If you don't have a food processor, add dry ingredients in large mixing bowl and mix with a fork. Add half the chilled diced butter and mix with hands by rubbing the butter with dry mixture between both hands. Once the butter begins to break down, add the remaining half of butter and continue rubbing between hands until mixture resembles coarse cornmeal.
In separate bowl, combine egg and heavy cream and whisk to mix. Add to dry mixture and with a wooden spoon stir until just incorporated. Allow to rest for 10 minutes in refrigerator.
After allowing topping dough to rest, break small chunks and ball in the palm of your hands. Smash down the ball to make a "disk" about 1/4-inch thick and 21/2 inches in diameter. Place dough on top of filling and repeat until pan is covered with dough. Reserve extra dough, if any, for another day.
Bake cobbler at 350 degrees until filling starts to bubble around the edges and the topping is golden brown, around 20 minutes. (Times will vary depending on types of baking dish used and oven.)
Let rest for 5 to 10 minutes and serve with your favorite ice cream.
Courtesy of Marc Dixon of Bistro Blanc, who suggests vanilla bean ice cream as an accompaniment.
If you go
A sampling of area pick-your-own berry farms:
Larriland Farm, 2415 Woodbine Road, Woodbine, 410-442-260, http://www.pickyourown.com. In season now are black raspberries, red raspberries and blueberries. The farm also has pick-your-own strawberries, blackberries, yellow raspberries and purple raspberries.
Catoctin Mountain Orchard, 15036 N. Franklinville Road, Thurmont, 301-271-2737, http://www.catoctinmountainorchard.com. Black raspberries, blackberries and blueberries are grown and sold here.
Baugher's Farm Orchard Market, 1236 Baugher Road, Westminster, 410-848-5541, http://www.baughers.com. Pick-your-own strawberries.
Hybridoma Organic Fruit Farm, 13734 Baldwin Mill Road, Baldwin, 443-902-0370, http://www.hybridomafarm.com/description. Pick-your-own blueberries and raspberries.
Mingodale Farm, 17201 Masemore Road, Parkton, 410-357-0403, http://www.mingodalefarm.com. Nothing to pick right now, but blackberries will be ready about the third week in July, and raspberries are expected in August.

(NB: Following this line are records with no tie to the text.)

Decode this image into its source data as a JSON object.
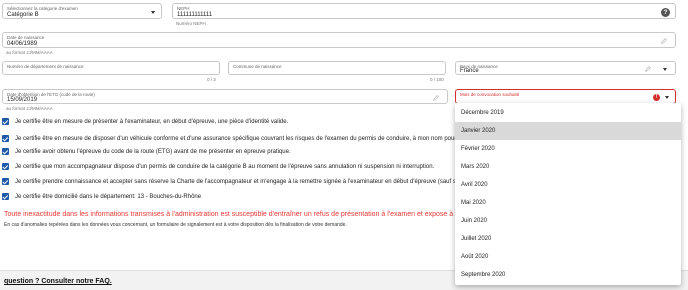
{
  "fields": {
    "exam_category": {
      "label": "Sélectionnez la catégorie d'examen",
      "value": "Catégorie B"
    },
    "neph": {
      "label": "NEPH",
      "value": "111111111111",
      "helper": "Numéro NEPH"
    },
    "birth_date": {
      "label": "Date de naissance",
      "value": "04/06/1989",
      "helper": "au format JJ/MM/AAAA"
    },
    "birth_department": {
      "label": "Numéro de département de naissance",
      "value": "",
      "counter": "0 / 3"
    },
    "birth_commune": {
      "label": "Commune de naissance",
      "value": "",
      "counter": "0 / 100"
    },
    "birth_place": {
      "label": "Pays de naissance",
      "value": "France"
    },
    "etg_date": {
      "label": "Date d'obtention de l'ETG (code de la route)",
      "value": "15/09/2019",
      "helper": "au format JJ/MM/AAAA"
    },
    "convocation_month": {
      "label": "Mois de convocation souhaité",
      "error_badge": "!"
    }
  },
  "certifications": [
    {
      "text": "Je certifie être en mesure de présenter à l'examinateur, en début d'épreuve, une pièce d'identité valide."
    },
    {
      "text": "Je certifie être en mesure de disposer d'un véhicule conforme et d'une assurance spécifique couvrant les risques de l'examen du permis de conduire, à mon nom pour la date"
    },
    {
      "text": "Je certifie avoir obtenu l'épreuve du code de la route (ETG) avant de me présenter en épreuve pratique."
    },
    {
      "text": "Je certifie que mon accompagnateur dispose d'un permis de conduire de la catégorie B au moment de l'épreuve sans annulation ni suspension ni interruption."
    },
    {
      "text": "Je certifie prendre connaissance et accepter sans réserve la Charte de l'accompagnateur et m'engage à la remettre signée à l'examinateur en début d'épreuve (sauf si l'accomp"
    },
    {
      "text": "Je certifie être domicilié dans le département: 13 - Bouches-du-Rhône"
    }
  ],
  "warning": "Toute inexactitude dans les informations transmises à l'administration est susceptible d'entraîner un refus de présentation à l'examen et expose à des sanctio",
  "note": "En cas d'anomalies repérées dans les données vous concernant, un formulaire de signalement est à votre disposition dès la finalisation de votre demande.",
  "footer": {
    "faq_link": "question ? Consulter notre FAQ."
  },
  "months_dropdown": {
    "selected_index": 1,
    "options": [
      "Décembre 2019",
      "Janvier 2020",
      "Février 2020",
      "Mars 2020",
      "Avril 2020",
      "Mai 2020",
      "Juin 2020",
      "Juillet 2020",
      "Août 2020",
      "Septembre 2020"
    ]
  },
  "colors": {
    "accent": "#1e5aa8",
    "error": "#d32f2f",
    "warning_text": "#e53935"
  },
  "icons": {
    "dropdown": "caret-down-icon",
    "edit": "pencil-icon",
    "help": "help-icon",
    "error": "error-icon"
  }
}
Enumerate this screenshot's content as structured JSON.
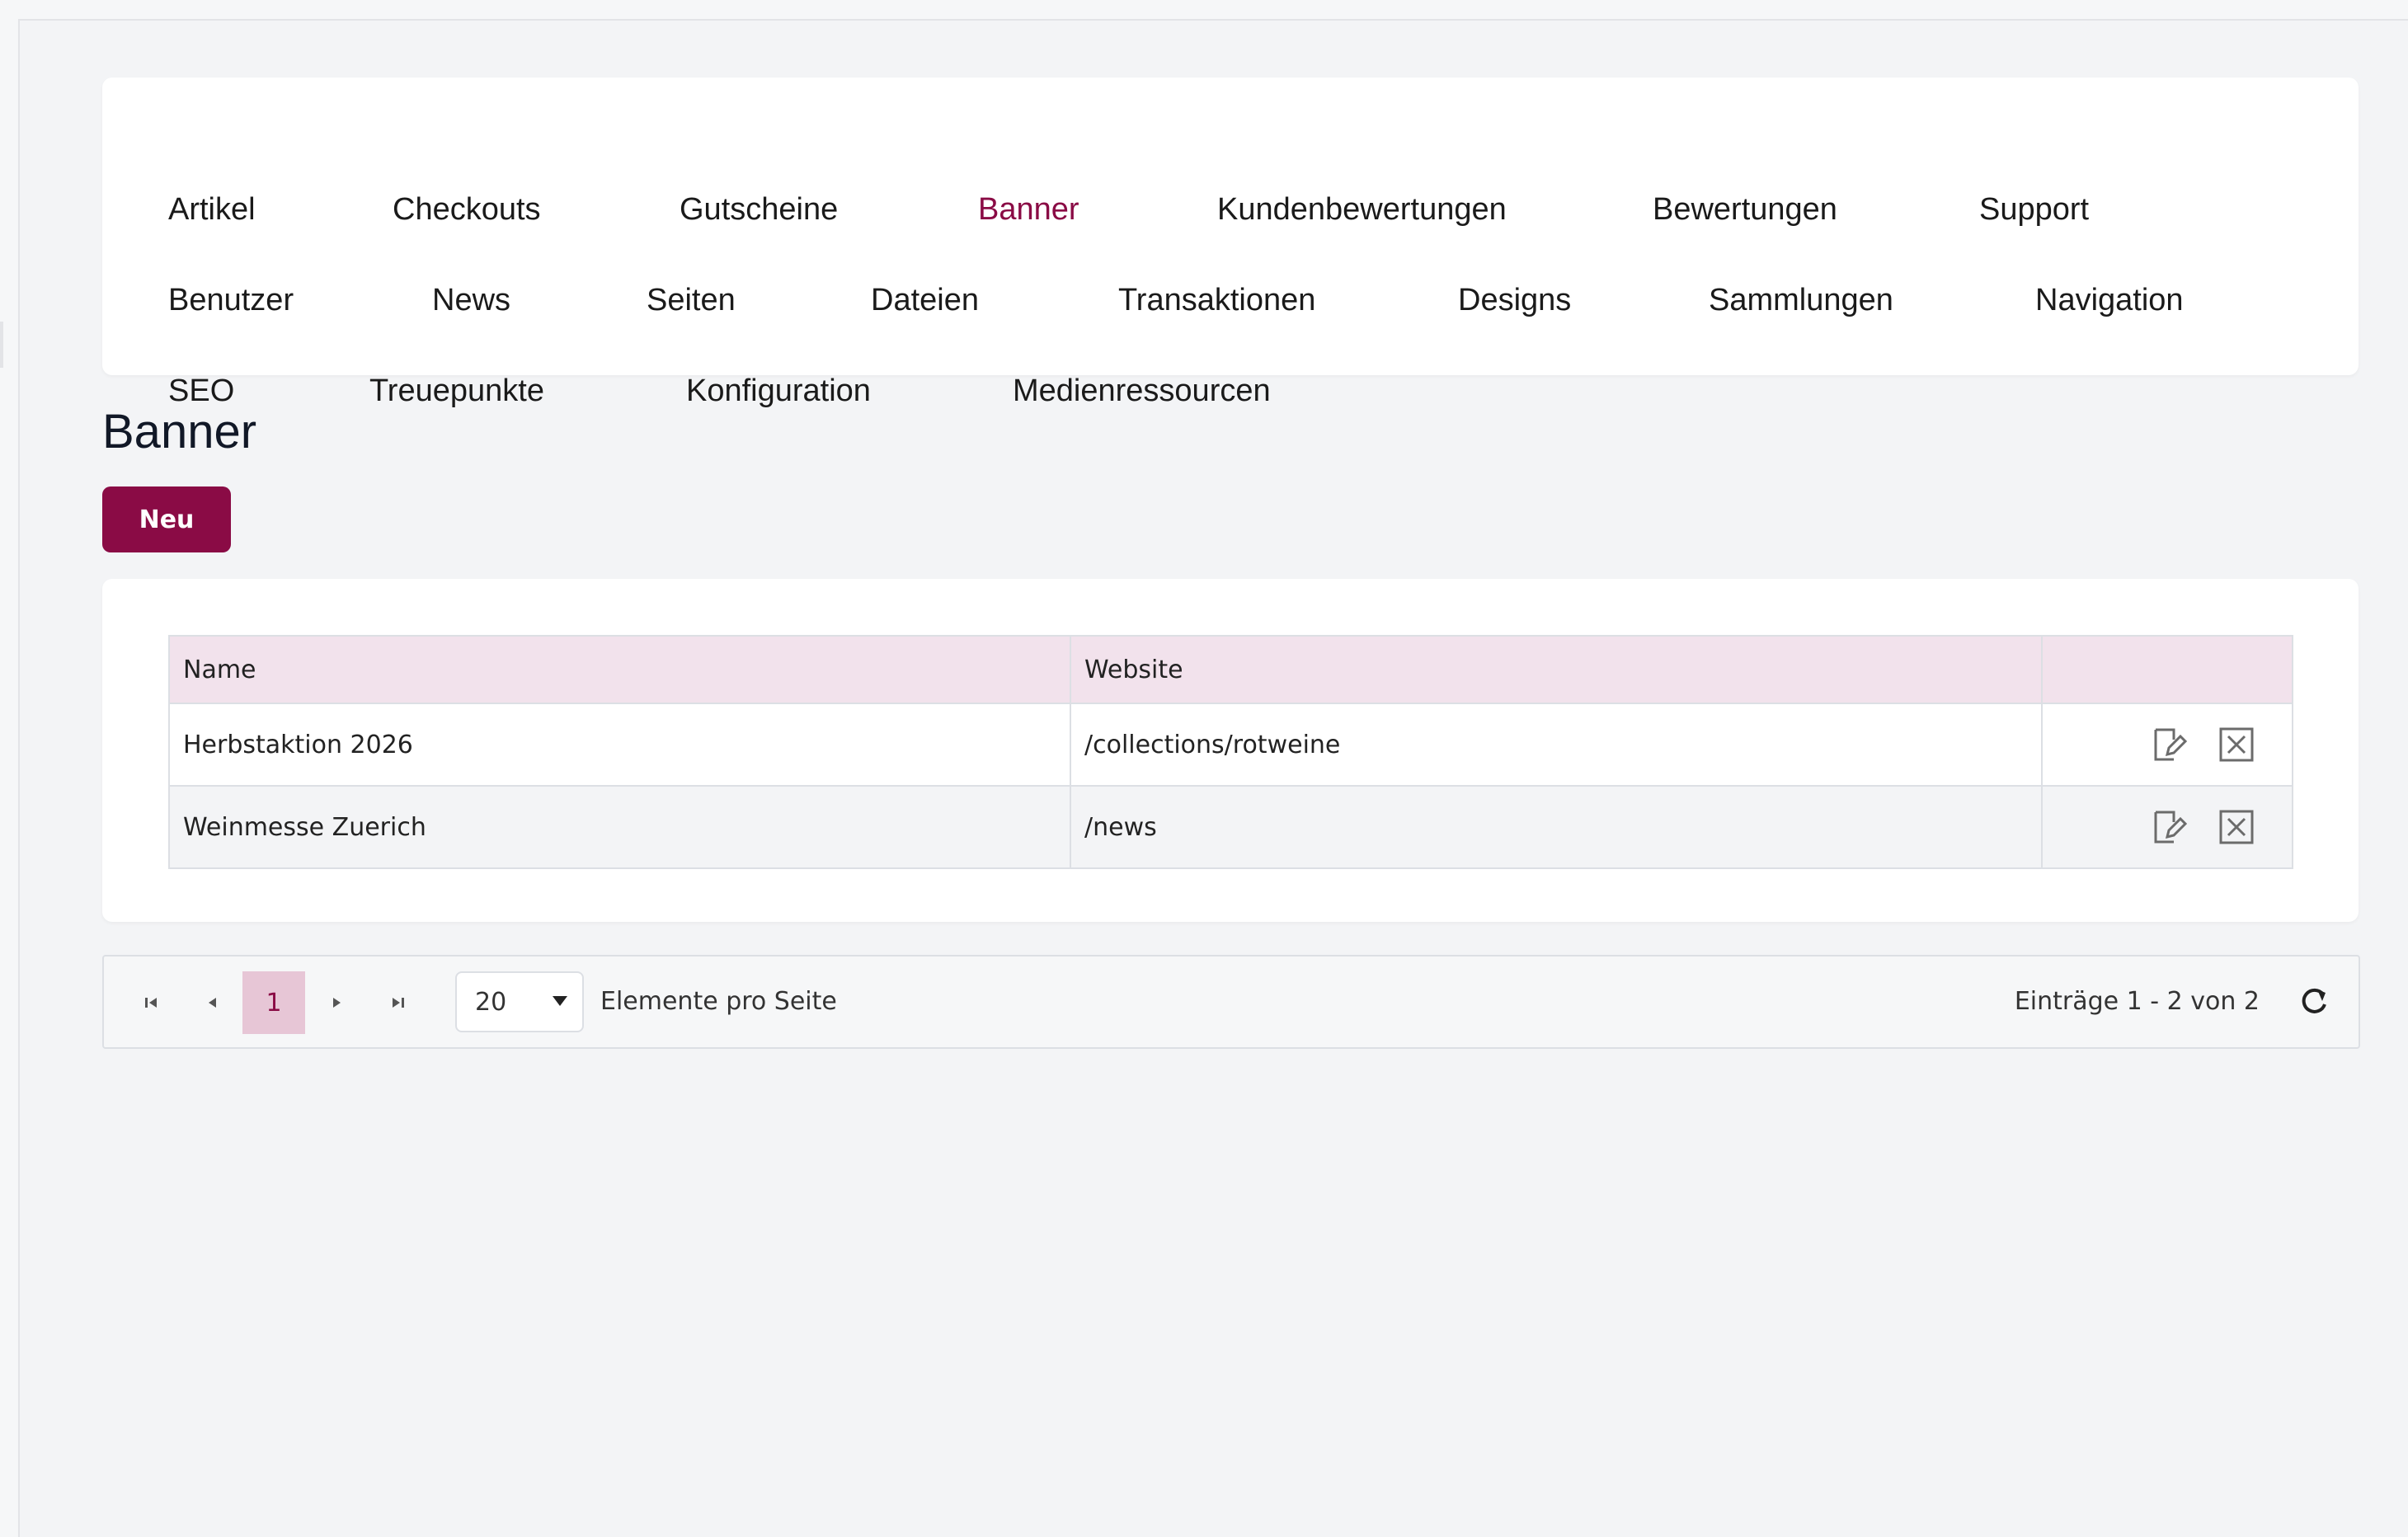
{
  "nav": {
    "row1": [
      "Artikel",
      "Checkouts",
      "Gutscheine",
      "Banner",
      "Kundenbewertungen",
      "Bewertungen",
      "Support"
    ],
    "row2": [
      "Benutzer",
      "News",
      "Seiten",
      "Dateien",
      "Transaktionen",
      "Designs",
      "Sammlungen",
      "Navigation"
    ],
    "row3": [
      "SEO",
      "Treuepunkte",
      "Konfiguration",
      "Medienressourcen"
    ],
    "active": "Banner"
  },
  "page": {
    "title": "Banner",
    "new_label": "Neu"
  },
  "table": {
    "headers": [
      "Name",
      "Website",
      ""
    ],
    "rows": [
      {
        "name": "Herbstaktion 2026",
        "website": "/collections/rotweine"
      },
      {
        "name": "Weinmesse Zuerich",
        "website": "/news"
      }
    ]
  },
  "pager": {
    "current_page": "1",
    "page_size": "20",
    "per_page_label": "Elemente pro Seite",
    "entries_label": "Einträge 1 - 2 von 2"
  },
  "colors": {
    "accent": "#8a0b45",
    "header_bg": "#f2e2ec",
    "page_bg": "#f3f4f6"
  },
  "icons": [
    "first-page-icon",
    "prev-page-icon",
    "next-page-icon",
    "last-page-icon",
    "edit-icon",
    "delete-icon",
    "refresh-icon",
    "dropdown-caret-icon"
  ]
}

For a list of more area farms, see pickyourown.org/MD.htmCopyright © 2015, The Baltimore Sun